Background—Recent studies show that lower levels of low density lipoprotein cholesterol (LDLc) and total cholesterol are associated with incident atrial fibrillation (AF), whereas AF is not associated with high density lipoprotein cholesterol (HDLc) and triglycerides. To test a potential causal association between lipid levels and AF risk, we assessed whether previously developed lipid gene scores are associated with the incidence of AF in a large community-based cohort.
Methods—Our analysis included 8849 white participants free of AF at baseline (1987-1989) and with lipid gene scores from the ARIC study. We used previously developed phenotype-specific lipid gene scores, based on loci significantly associated with lipid levels. Incidence of AF was ascertained through 2009 from study visit ECGs, and ICD codes from hospitalizations and death certificates. Cox proportional hazards models were used to estimate the hazard ratio (HR) of AF by each respective lipid gene score quintile and per 1 standard deviation (SD) increase of each effect-size weighted lipid gene score.

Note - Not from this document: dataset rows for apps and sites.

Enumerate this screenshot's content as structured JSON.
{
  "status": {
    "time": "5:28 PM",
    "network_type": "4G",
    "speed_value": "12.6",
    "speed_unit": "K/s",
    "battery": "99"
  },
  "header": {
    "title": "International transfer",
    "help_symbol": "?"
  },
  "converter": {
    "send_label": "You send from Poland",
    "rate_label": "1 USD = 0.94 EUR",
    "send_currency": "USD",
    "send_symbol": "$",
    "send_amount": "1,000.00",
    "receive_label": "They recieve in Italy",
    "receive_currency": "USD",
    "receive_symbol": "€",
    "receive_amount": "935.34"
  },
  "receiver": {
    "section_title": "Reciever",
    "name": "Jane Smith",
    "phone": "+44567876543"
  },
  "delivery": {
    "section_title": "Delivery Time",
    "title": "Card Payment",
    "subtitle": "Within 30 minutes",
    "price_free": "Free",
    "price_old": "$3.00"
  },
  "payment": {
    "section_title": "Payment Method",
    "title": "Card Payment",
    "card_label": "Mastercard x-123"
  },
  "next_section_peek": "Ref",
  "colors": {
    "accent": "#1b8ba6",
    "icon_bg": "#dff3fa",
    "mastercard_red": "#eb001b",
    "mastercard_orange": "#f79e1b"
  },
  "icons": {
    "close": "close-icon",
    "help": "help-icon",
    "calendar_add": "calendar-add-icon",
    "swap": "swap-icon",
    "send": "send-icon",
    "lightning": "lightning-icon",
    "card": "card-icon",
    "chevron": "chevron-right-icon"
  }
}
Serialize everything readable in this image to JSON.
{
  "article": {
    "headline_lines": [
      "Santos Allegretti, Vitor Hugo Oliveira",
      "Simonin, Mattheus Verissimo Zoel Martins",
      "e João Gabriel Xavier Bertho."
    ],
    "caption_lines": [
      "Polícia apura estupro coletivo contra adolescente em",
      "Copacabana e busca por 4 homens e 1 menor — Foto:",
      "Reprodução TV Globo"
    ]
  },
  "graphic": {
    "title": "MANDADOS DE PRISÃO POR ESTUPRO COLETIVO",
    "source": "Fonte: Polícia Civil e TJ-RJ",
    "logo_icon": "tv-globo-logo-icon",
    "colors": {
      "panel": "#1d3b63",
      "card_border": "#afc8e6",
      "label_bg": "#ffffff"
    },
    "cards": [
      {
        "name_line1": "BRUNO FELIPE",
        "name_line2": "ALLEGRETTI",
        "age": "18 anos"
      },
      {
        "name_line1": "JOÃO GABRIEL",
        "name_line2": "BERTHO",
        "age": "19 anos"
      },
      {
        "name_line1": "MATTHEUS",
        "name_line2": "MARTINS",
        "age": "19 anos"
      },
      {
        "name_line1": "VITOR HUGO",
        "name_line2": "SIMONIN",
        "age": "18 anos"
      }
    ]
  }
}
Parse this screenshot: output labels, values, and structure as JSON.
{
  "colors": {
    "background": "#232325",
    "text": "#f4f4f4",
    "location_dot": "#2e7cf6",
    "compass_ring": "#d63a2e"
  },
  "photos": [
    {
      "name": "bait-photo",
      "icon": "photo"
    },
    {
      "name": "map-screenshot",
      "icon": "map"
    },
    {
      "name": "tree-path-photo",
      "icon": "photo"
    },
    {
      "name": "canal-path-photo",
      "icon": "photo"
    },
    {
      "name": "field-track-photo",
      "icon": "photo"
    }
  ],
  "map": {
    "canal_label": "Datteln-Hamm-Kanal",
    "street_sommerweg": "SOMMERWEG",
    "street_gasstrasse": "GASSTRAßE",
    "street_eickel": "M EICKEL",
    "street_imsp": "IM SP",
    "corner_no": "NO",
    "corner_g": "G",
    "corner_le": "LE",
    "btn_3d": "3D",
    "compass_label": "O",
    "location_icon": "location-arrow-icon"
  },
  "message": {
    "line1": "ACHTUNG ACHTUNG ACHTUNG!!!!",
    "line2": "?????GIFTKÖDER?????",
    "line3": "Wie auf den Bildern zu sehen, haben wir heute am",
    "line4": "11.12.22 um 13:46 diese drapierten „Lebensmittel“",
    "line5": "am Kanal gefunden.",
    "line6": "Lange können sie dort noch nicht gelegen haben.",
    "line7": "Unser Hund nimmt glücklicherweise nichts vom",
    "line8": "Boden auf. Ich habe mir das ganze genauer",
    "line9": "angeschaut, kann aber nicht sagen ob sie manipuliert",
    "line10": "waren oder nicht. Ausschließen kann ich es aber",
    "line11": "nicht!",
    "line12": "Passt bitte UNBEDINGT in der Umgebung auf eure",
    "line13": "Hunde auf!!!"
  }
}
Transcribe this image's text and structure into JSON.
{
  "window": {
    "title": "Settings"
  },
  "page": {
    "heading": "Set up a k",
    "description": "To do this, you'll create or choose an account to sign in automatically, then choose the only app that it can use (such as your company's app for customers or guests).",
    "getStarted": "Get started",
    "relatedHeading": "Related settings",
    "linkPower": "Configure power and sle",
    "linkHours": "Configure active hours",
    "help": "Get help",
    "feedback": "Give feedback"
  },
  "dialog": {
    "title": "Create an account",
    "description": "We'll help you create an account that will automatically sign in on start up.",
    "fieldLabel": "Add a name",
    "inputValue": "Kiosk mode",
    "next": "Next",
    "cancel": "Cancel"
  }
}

Results—During a median follow-up of 20.7 years, we identified 1207 incident AF cases. The HDLc gene score, the total cholesterol score, and the triglyceride score were not associated with incidence of AF. The continuous LDLc score was not associated with AF overall, but had a significant interaction with gender (p=0.03). A higher LDLc score was associated with a lower incidence of AF in females but not in males (table): multivariable HR and 95% confidence interval (CI) per 1-SD increase: 0.90 (0.83-0.98) vs. 1.03 (0.95-1.11). When the LDLc gene score was split into quintiles, a higher LDLc score for females was associated with a lower AF risk: HR (95% CI) = 0.74 (0.56-0.98) when comparing extreme quintiles (table).
Conclusion—In this large population-based study, a higher LDLc score in females was associated with a lower incidence of AF. No association with AF was observed in the LDLc score in males or with the gene scores for HDLc, total cholesterol or triglycerides.
- © 2013 by American Heart Association, Inc.